### What this task involves
Select the lines below containing the word "text".

### Extracted material
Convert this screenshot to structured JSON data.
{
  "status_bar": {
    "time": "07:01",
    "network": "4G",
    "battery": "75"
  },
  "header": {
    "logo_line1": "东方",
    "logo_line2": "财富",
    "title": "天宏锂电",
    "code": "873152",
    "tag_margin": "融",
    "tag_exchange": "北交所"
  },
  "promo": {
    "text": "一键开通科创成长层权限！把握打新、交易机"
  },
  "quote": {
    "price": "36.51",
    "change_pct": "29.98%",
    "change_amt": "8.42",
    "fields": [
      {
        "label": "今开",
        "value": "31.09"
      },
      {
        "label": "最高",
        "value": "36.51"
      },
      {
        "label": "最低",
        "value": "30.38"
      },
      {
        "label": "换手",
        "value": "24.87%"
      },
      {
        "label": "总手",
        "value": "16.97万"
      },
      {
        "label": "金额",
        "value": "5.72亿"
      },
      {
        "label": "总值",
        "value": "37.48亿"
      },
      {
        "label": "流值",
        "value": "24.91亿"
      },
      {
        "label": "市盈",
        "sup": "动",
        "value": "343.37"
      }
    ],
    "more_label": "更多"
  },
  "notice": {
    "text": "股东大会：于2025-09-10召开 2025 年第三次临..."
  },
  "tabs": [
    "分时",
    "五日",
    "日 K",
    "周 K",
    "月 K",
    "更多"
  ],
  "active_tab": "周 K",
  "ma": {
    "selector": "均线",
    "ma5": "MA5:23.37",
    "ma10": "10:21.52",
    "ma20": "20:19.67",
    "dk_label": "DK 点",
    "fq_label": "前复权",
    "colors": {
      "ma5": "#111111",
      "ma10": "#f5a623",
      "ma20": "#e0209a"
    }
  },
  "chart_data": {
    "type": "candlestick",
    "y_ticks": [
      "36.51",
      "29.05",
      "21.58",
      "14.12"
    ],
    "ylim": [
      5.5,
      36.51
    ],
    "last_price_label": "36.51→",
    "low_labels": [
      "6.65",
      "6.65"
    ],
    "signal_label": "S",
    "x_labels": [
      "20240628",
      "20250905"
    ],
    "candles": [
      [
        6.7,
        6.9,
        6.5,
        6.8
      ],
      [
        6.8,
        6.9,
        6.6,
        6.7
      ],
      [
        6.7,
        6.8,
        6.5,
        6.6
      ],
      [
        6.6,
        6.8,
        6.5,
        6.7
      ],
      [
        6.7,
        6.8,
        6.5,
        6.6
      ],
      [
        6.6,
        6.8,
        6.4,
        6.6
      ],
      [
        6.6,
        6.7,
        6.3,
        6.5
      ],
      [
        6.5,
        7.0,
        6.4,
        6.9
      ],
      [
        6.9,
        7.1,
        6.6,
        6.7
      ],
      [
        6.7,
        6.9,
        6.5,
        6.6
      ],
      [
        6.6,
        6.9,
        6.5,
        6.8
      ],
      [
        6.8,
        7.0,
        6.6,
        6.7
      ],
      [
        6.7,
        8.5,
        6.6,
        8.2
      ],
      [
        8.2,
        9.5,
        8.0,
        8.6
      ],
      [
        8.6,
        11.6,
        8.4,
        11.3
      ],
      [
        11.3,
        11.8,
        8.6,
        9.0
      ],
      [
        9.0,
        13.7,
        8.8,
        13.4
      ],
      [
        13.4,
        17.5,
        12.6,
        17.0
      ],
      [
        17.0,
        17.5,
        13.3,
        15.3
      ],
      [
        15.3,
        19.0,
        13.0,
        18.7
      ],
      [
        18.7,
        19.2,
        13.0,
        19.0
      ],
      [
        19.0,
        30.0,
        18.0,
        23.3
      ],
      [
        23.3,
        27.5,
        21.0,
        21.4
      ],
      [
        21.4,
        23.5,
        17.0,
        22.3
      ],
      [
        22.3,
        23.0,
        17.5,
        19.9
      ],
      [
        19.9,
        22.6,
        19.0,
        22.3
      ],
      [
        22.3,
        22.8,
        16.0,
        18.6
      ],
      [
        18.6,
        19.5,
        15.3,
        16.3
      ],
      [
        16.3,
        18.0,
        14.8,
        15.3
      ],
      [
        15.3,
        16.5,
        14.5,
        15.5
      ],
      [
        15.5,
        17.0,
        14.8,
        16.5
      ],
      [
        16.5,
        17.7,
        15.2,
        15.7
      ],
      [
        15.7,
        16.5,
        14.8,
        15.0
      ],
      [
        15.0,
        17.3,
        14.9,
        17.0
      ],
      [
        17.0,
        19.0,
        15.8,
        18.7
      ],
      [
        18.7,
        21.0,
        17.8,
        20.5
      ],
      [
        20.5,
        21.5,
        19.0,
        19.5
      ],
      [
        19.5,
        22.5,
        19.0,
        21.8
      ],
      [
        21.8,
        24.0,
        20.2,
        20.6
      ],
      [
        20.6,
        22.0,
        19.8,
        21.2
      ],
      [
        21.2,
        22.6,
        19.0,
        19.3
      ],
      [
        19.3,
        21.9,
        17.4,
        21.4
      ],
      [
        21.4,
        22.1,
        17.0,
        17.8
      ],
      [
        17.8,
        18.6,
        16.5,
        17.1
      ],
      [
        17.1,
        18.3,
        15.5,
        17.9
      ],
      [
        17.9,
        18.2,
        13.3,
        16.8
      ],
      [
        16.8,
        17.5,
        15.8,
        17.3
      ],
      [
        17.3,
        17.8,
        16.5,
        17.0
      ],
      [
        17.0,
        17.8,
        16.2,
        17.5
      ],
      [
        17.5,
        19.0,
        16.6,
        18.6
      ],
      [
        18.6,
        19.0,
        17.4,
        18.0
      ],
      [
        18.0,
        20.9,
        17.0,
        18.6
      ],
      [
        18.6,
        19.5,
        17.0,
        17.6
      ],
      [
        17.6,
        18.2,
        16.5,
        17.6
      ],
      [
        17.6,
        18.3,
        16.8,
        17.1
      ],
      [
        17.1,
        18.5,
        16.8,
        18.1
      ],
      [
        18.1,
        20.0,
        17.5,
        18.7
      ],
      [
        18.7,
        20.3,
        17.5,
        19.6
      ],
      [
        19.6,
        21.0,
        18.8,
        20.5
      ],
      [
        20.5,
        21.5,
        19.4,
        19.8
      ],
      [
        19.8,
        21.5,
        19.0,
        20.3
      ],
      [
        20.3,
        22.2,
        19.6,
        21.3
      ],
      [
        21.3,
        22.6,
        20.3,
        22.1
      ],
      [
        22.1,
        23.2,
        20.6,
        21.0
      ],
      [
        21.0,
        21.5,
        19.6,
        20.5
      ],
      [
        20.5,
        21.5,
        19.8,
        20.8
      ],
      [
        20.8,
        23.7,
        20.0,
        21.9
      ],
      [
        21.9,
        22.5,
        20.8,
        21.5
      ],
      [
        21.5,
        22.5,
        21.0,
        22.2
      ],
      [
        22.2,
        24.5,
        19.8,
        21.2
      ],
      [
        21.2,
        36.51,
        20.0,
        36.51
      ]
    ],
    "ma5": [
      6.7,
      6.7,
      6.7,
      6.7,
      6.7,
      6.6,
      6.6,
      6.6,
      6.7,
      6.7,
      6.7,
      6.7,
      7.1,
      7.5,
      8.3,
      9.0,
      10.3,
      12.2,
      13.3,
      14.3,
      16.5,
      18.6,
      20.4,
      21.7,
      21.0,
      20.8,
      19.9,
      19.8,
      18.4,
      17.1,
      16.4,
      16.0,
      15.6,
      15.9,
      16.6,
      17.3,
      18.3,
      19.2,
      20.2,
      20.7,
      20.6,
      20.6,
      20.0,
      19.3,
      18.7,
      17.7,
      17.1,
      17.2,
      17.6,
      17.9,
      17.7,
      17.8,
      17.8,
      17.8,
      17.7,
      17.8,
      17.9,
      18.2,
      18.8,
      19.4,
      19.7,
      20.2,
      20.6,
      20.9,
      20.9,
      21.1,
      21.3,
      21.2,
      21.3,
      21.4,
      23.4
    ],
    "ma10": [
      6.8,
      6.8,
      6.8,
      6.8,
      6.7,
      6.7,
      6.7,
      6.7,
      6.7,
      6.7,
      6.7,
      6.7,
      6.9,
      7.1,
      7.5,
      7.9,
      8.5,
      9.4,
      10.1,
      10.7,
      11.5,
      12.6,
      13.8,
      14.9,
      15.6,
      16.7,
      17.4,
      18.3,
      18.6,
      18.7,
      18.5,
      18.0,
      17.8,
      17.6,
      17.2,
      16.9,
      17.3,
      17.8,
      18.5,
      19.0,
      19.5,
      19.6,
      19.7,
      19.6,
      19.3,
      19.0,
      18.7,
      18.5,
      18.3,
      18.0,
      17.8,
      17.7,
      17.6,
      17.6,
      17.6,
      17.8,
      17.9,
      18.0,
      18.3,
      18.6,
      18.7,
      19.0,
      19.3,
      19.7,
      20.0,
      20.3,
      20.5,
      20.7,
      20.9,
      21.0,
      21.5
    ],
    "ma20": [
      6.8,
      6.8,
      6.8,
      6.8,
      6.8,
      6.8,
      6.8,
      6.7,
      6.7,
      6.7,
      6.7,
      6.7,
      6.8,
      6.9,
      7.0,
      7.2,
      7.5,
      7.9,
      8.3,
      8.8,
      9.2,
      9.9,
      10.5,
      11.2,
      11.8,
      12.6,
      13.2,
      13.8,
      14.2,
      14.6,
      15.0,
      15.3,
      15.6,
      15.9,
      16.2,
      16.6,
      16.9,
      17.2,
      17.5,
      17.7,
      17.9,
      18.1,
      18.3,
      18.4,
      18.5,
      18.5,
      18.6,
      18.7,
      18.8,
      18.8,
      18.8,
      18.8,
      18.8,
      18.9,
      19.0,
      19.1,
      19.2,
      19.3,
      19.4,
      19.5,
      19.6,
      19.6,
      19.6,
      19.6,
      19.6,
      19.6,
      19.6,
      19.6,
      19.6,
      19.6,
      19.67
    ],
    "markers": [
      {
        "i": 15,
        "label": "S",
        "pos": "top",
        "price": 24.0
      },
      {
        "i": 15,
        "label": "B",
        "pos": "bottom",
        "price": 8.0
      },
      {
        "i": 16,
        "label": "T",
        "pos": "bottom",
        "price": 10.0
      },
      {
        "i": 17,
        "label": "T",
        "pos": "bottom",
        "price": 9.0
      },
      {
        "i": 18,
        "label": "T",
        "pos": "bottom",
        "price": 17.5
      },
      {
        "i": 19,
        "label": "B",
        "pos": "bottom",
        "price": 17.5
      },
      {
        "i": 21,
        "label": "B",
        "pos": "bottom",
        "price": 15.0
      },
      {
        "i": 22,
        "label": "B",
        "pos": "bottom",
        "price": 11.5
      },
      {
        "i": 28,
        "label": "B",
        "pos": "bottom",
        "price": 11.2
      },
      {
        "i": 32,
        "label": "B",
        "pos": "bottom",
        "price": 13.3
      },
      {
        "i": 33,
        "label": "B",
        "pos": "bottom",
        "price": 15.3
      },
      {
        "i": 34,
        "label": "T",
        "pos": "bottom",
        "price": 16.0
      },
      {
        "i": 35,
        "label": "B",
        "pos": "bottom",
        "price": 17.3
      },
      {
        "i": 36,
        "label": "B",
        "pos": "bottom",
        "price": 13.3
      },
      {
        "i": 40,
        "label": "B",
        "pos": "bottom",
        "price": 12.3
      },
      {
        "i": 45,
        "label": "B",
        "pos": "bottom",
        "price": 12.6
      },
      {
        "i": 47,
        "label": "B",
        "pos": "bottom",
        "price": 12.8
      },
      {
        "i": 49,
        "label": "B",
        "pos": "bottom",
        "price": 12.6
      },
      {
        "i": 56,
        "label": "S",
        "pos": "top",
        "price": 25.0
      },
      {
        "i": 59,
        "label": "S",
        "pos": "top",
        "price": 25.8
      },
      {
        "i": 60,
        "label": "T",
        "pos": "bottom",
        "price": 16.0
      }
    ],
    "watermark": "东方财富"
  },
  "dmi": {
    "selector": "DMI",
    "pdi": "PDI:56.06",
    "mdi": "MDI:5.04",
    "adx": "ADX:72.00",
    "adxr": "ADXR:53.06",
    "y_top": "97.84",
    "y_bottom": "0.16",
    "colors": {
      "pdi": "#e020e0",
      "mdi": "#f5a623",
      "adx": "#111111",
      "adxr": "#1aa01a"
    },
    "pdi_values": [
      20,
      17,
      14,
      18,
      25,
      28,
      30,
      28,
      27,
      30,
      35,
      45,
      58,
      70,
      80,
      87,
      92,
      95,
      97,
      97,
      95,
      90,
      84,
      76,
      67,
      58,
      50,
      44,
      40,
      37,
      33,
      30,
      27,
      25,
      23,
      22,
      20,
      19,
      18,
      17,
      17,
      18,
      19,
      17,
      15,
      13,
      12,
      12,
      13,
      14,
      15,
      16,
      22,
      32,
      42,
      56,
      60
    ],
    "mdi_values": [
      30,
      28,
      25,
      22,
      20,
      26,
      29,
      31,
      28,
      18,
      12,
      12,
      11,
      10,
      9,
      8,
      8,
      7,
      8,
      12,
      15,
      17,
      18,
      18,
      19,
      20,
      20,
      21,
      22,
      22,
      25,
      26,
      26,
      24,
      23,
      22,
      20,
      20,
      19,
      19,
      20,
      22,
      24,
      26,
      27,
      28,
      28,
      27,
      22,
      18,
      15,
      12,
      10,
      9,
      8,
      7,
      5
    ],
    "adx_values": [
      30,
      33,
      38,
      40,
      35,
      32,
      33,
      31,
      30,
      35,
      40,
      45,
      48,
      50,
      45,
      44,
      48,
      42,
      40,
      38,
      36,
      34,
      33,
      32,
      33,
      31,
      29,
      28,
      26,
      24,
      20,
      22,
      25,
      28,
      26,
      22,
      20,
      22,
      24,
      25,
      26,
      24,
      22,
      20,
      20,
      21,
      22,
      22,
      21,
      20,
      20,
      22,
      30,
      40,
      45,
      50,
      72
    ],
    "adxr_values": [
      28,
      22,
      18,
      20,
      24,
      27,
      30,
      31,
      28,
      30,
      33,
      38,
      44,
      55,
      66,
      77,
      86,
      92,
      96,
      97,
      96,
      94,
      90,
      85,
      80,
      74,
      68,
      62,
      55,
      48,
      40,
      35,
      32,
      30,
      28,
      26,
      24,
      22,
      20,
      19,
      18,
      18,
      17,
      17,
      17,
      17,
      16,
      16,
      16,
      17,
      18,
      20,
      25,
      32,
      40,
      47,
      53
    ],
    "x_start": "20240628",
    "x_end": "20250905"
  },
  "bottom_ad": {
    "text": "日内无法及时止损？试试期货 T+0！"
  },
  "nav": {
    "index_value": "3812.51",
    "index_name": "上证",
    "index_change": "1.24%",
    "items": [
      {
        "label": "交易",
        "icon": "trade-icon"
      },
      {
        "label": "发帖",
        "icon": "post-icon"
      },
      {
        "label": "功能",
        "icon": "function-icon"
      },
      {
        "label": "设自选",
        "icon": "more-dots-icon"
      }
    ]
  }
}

### Solved exercise
    "text": "一键开通科创成长层权限！把握打新、交易机"
    "text": "股东大会：于2025-09-10召开 2025 年第三次临..."
    "text": "日内无法及时止损？试试期货 T+0！"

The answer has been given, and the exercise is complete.